We Fly by Faith, not by Sight - 3,658 Views
Last week I took a trip to the ATL. It’s been close to fifteen years since I stepped foot in the city that’s home to one of my many guilty pleasures. You guessed correctly—Atlanta Housewives! I was previously on vacation, but this time I was there to support one of my closest girlfriends, who also happens to be my stylist.
I knew I would be flying. That’s my mode of transportation for all long-distance travel, but it’s not necessarily one I enjoy. It’s definitely the fastest and surprisingly the safest (according to statistics there are more than five million traffic accidents per year compared to twenty airplane accidents per year) way to get cross-country, but with invasive security checks and invariable delays, it’s not necessarily the most convenient. And in spite of the stats, flying can still be quite unnerving. So when I fastened my seat belt I said a prayer, asking God to watch over the pilot, co-pilot, me, and the rest of the brave souls who were taking to the cloudy gray skies that morning.
I peered out the window, looking at the rain, wondering when Denzel Washington was going to show up wearing those oversized shades he sported in “Flight.” I couldn’t help wonder about the emotional and physical condition of the men in the cockpit. Had they been out all night boozing and sexing? I sat next to a very nice young woman who told me she was a nurse. Great! I thought to myself. If we go down and I’m injured, and she isn’t, perhaps she can provide me with medical assistance. LOL!
The plane ascended and we exchanged knowing looks, while observing the empty middle seat. We had lucked out and both took advantage of the extra space. I sat my manuscript on one side and she put her small bag of snacks on the other. Nearing thirty thousand feet, I tried to relax and think about how much fun I was going to have on the trip. I picked up my manuscript and began reading. It’s the third Cass and Nick book. I recently completed it and am now in the editing phase. I’m really pleased at how the story has evolved with many juicy twists and turns.

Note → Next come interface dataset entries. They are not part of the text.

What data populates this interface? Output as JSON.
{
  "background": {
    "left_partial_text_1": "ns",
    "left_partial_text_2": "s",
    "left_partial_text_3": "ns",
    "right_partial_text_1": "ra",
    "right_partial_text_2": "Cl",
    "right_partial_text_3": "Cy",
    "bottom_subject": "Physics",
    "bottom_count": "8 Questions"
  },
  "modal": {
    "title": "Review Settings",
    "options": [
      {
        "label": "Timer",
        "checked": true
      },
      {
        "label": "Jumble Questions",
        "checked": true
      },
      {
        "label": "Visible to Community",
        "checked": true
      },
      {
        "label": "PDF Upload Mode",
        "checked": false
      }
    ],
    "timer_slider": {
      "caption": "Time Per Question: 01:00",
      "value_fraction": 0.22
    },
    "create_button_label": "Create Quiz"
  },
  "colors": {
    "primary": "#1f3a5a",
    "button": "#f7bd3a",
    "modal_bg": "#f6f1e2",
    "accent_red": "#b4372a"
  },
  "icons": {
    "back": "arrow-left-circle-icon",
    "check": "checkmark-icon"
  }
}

By the time I had reached the second chapter, we had run into some turbulence—heavy turbulence. I looked toward the nurse who had the window seat and she had dozed off. There it was again—bumping, shaking, dipping. Okay, what can I do? I’m thirty thousand feet in the air. There’s nothing I can do. I realize turbulence is normal, but who’s to say what impact it might have on the plane I was riding? Maybe there was some mechanical weakness. Who could be one hundred percent sure that the next bump wouldn’t send us into a nose dive? It’s moments like these that make me not want to fly.
I sat there wondering what the other passengers were thinking. Most were talking, sleeping, or eating, seemingly oblivious to the plane’s hiccups. And that’s when tragedy usually strikes— when you’re least expecting it. I imagined a survivor saying, “I was talking with my friend, listening to my fav tunes on my iPod when the captain yelled over the intercom that the plane was going down.” I wondered how I would react if the plane was crashing. Would I scream and yell. I hoped not.
What I did do was accept the fact that I was in the sky powerless and that God held the plane and everyone on board in His hands and that it was His call as to whether or not we would go down and if we did, who would die and who would survive.
In that moment, looking over my life, all I could think about was how great it’s been. It hasn’t been perfect. I’ve experienced my share of tragedy, but for the most part, I have no complaints. If God wanted to take me on that day, I would have been okay with his decision.
As a writer, I’m clearly aware that every good story has to come to an end. My life is a story, and yes, one day it will have to come to an end. I’m here writing this blog, so obviously it didn’t end last week, but one day it will. I’m just glad to know that so far I’ve been immensely blessed and I’m trusting, when I come to the end of the final chapter, God will be waiting for me with open arms, a smile on His face, and the following words in His mouth, “Well done, daughter!”